Why a weather station? Yes I know I could simply look outside but that wouldn’t tell me the actual temperature, how windy it really is, how much its rained or what the pressure is.
Whats in the box?
A rebranded Ambient WS-1050 weather station, which is handy to know as their instruction manual is much better! The kit comprises of
- Indoor Base unit.
- External temperature sensor, pressure gauge & battery box.
- External rain gauge.
- External Wind speed sensor.
- Mounting poles, arms, brackets, screws, nuts, bolts and cable ties.
- Instruction manual. ws1050
Plastic, lots and lots of plastic and 2 very thin metal poles. The parts feel like they want to break and need gentle handling, but they are meant for outdoor use so should be designed for all types of weather.
The base unit, also plastic but it looks well laid out with a main display screen and only 5 buttons. (Reset is on the back). I would never have paid the full price of £59.99 for this but £24.99 was OK.
Install & Use.
As I said, it feels cheap so I was expecting the worst when installing – shockingly it bolted together easily and was setup in around 20 minutes – the only thing I didn’t like was the lack of proper cable management and the excess of cable if you install how they recommend. Cable ties are your friends!
The base unit is pretty easy to setup and pair (took a few seconds to pair to the external sensor) but the included manual isn’t overly helpful on the finer settings, yes it tells you how to set them but doesn’t explain what they do or what they mean (example is absolute pressure vs relative pressure and its locality offset). The Ambient manual is much better for this.
Oddly the base unit has a back light, I say oddly because its only on when you press a button and then only briefly – to be honest its a bit pointless because if you can’t see the screen you won’t see what button you are pressing! It would however be a nice feature if the base station could be mains powered.
So now I can see both internal and external temp, internal and external humidity, date/time, current weather and predicted weather (based on pressure changes and temp changes), pressure, pressure history, rain history (last X hours) and either average wind speed or max gust speed. There is also a history option to show minimum/maximum recorded values and, alarm storm warning and a normal alarm.

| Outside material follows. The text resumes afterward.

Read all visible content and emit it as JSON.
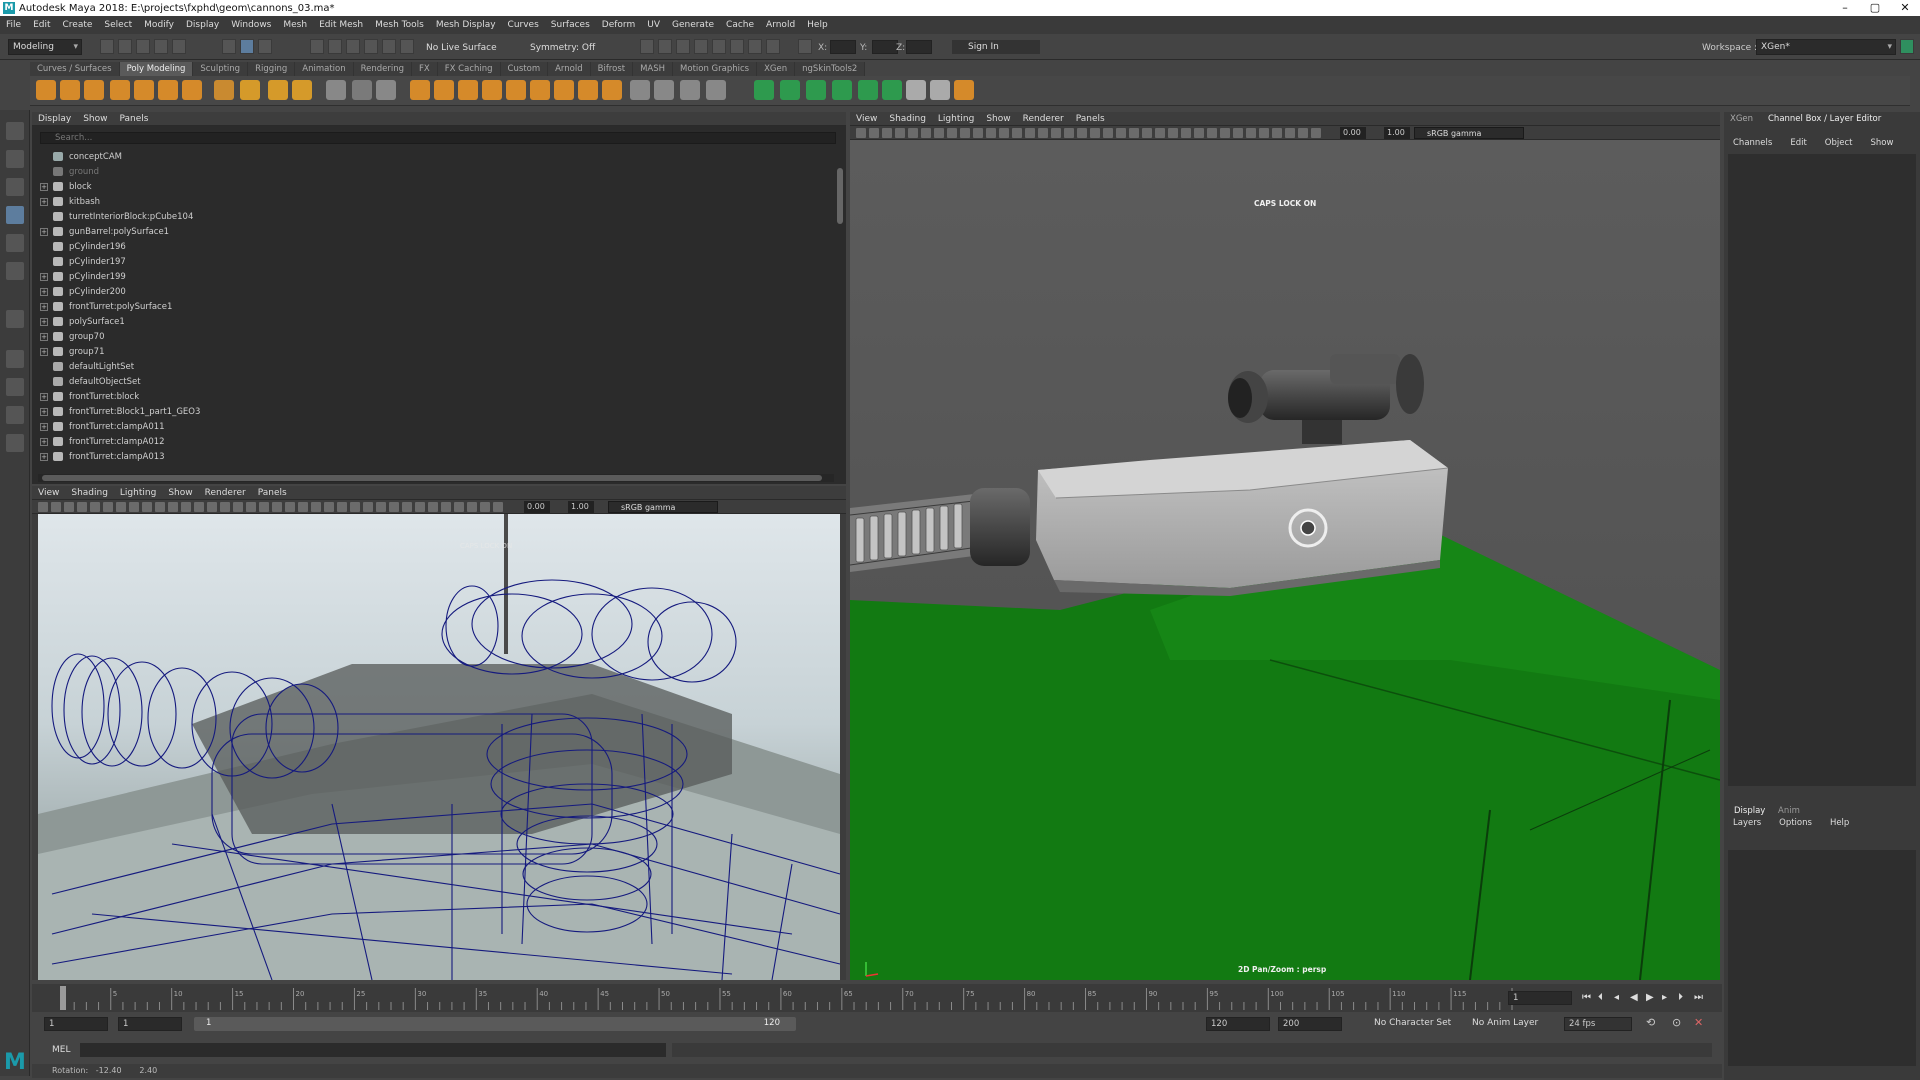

After lots of rain, frost, wind and sometimes some sun this unit is still going strong, the plastic is still plastic but hasn’t broken or fallen apart – lets see if we have another 8 months of life!
As above yes, this is my 3rd unit – the other 2 (and this one) suffer from the same major fault, the unit spec shows it will handle external temps of -40C to +65C and that the outdoor sensor has a battery life of upto 24 months. Once the external temp drops below 2C the battery life drops, so much so that a fresh set of batteries will last less than 2 weeks in the external sensor if you have a few cold nights (when I say cold I’m talking around -4C as the lowest temp). Maplin recommend alkaline batteries for use in the sensor, Ambient recommend lithium batteries when in cold climates, guess which ones work best!
For someone like me who is more curious about the weather than just looking outside but doesn’t want to spend a fortune then this unit when on offer does the job that I need, yes it would be nice for a little more info (such as wind direction and better prediction/longer range) but then you are talking quite a jump in cost.
Just remember, lithium batteries will work in the winter better than alkaline but there is a cost difference when buying them, or buy alakaline but be prepared to change them often if its cold.
Interestingly, Ambient discontinued this unit because of a few issues but Maplin still sell it as the current unit. The current Ambient version is WS-1075 which looks almost identical except the base unit is a different colour and they condensed the external sensors into a smaller footprint.
Update – 01/11/2015
The outside sensor needed new batteries so I followed the instructions and replaced said batteries……..and it went all wrong! The actual replacement was easy, but it lost connection with the base unit and the only way to resolve this was a full reset of the base unit.
Update – 15/02/2016
Well it had to happen, we have a dead sensor – apparently it’s not rained for the last 2 weeks, this is Wales, this is a lie! It looks fine and the principal of the operation is fine but its dead. Oh well!
Update – 03/08/2016
2 months ago I decided to see why the sensor wasn’t working – it appears that rain water had caused a build up of sludge which covered both the switch and the collection well hole, cleaned both of these and poured about 2 litres of water through it and its working like a treat. On the other side, I have had to change the batteries in the base unit and the sensor again 😦
Update – May 2017
Well the cheap plastic has come to the end of its life span, the weather guage has crumbled into many parts, the rain gauge is held on by luck and cable ties and the main housing is falling apart – so its just less than 3 years old and its at the end of its life, now considering the claimed battery life is meant to be 2 years, the 3 year life span is poor. On the positive side it was only £25 so thats about £8 per year plus a few sets of batteries.